The Korean Monument to Canadian Fallen is located in downtown Ottawa and commemorates more than 30,000 Canadians who served in the Korean War from 1950 to 1953, and as peacekeepers in Korea until 1957. Inscribed on the monument are the names of 516 courageous Canadians who gave their lives for freedom and peace. The monument depicts a Canadian volunteer soldier and two Korean children. The girl is holding a bouquet of maple leaves and the boy is holding a bouquet of maple leaves and Roses of Sharon, Korea’s national flower. An identical monument stands in the United Nations Memorial Cemetery in Busan, Korea, where 378 Canadians lie buried.
The Afghanistan War (2001–14) was Canada’s longest war and its first significant combat engagement since the Korean War. After the 2001 terror attacks on the United States, Canada joined an international coalition to destroy the al-Qaeda terrorist network and the Taliban regime that sheltered it in Afghanistan. Although the Taliban were removed from power and the al-Qaeda network was disrupted, Canada and its allies failed to destroy either group, or to secure and stabilize Afghanistan.

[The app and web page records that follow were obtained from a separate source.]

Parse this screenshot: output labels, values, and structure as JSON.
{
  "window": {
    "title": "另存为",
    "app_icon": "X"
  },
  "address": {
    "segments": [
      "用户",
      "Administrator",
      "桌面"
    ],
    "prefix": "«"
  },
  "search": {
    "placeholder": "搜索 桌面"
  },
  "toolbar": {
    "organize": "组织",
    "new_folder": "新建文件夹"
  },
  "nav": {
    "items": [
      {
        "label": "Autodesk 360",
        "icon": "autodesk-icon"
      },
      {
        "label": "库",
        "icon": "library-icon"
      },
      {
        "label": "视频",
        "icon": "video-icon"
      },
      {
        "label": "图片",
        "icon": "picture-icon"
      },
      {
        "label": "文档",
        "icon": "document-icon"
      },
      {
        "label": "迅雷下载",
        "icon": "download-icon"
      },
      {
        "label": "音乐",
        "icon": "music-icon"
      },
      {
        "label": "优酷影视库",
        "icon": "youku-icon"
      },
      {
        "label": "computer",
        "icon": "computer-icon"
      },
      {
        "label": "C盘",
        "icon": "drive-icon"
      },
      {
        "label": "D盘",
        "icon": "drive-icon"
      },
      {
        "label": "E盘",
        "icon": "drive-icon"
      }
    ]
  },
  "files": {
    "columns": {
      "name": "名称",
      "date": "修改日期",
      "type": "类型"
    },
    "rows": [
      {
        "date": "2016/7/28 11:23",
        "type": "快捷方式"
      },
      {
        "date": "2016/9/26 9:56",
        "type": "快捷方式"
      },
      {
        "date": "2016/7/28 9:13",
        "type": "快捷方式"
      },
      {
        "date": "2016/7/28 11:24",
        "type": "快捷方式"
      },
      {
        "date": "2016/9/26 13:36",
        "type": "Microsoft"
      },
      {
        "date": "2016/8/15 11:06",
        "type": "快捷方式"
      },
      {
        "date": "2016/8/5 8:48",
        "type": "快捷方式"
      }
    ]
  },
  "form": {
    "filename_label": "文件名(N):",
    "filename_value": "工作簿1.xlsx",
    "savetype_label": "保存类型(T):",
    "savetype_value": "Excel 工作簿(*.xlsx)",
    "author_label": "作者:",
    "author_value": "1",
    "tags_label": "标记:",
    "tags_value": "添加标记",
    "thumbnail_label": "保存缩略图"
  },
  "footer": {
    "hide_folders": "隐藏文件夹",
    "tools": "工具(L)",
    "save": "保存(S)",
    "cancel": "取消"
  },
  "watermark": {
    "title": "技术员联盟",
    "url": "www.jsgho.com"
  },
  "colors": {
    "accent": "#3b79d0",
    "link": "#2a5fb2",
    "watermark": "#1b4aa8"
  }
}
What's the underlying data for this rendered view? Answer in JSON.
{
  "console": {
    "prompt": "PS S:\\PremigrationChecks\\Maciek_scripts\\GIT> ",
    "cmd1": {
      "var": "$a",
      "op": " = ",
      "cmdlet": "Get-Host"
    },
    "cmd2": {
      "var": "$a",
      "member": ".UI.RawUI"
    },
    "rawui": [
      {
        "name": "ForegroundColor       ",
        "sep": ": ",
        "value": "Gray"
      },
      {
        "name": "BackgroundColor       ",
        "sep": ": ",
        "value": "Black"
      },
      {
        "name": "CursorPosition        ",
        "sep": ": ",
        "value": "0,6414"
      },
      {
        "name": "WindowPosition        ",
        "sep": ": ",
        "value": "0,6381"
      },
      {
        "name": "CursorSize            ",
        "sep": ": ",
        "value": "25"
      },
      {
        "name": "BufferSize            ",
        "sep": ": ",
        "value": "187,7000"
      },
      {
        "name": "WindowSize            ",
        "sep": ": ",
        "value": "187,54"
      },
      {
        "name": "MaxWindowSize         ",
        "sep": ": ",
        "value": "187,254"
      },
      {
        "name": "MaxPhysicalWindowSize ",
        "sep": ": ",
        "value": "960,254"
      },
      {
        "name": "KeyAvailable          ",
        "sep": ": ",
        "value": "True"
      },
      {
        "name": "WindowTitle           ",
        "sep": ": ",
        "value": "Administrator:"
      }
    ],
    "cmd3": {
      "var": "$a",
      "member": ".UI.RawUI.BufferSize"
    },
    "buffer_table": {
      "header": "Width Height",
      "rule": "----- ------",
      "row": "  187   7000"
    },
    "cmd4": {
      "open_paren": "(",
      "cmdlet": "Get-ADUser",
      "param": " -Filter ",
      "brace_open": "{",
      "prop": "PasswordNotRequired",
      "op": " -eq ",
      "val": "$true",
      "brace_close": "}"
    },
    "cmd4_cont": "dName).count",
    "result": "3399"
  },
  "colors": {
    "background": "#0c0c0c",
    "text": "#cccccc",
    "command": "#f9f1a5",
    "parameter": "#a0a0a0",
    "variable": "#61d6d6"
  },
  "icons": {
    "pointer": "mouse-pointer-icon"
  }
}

More than 40,000 Canadian Armed Forces members served in the 13-year campaign. The war killed 165 Canadians — 158 soldiers and 7 civilians.
One of the most poignant and dedicated memorials to the memory of the Canadian soldiers, sailors and aircrew that lost their lives serving in Afghanistan, is The Portraits of Honour mural created by Cambridge artist Dave Sopha. It took over 10,000 hours to paint the 10 by 42-foot mural. Dave worked from dawn to dusk painting from photos the families had sent him of the fallen, and in the centre of the painting, he placed a white dove, symbolizing peace, love, and serenity.
Once completed, the mural toured across Canada coast to coast to every town that had lost a father son or daughter. The Tour lasted seven months with a special stop in Calgary where Dave met the Prince and Princess of Wales who came to pay their respects. Arriving back home December 10, 2011, in Cambridge a special dinner was arranged that included many Silver Cross Mothers and Comrades of the fallen.
The mural traveled 47,000 kms, stopping at 120 separate locations. At most stops The Portraits of Honour was greeted by the mayor and given a military escort. The mural was also displayed at the Juno Beach Centre in France in 2013.
Sadly, Dave is no longer with us, he passed away on May 16, 2021. Dave received the Meritorious Service Medal and was the recipient of numerous other awards and honours for his work. He will always be remembered for dedicating his whole life to supporting our Veterans.
To find your relative visit: – The Canadian Virtual War Memorial (CVWM) a registry to honour and remember the sacrifices of the more than 118,000 Canadians and Newfoundlanders who, since Confederation, have given their lives serving in uniform.
The names of fallen soldiers are also inscribed in the Books of Remembrance.
Footnotes: John McCrae’s immortal poem In Flanders Fields has endured the test of time and gives us a glimpse into those WW1 dark days. The Guelph Museum website carries details on the McCrae’s House, Memorial Garden and Remembrance Day events www.guelph.ca/museum.
References: Veterans Affairs Canada, Wikipedia, The Canadian Encyclopedia, Canadian War Museum.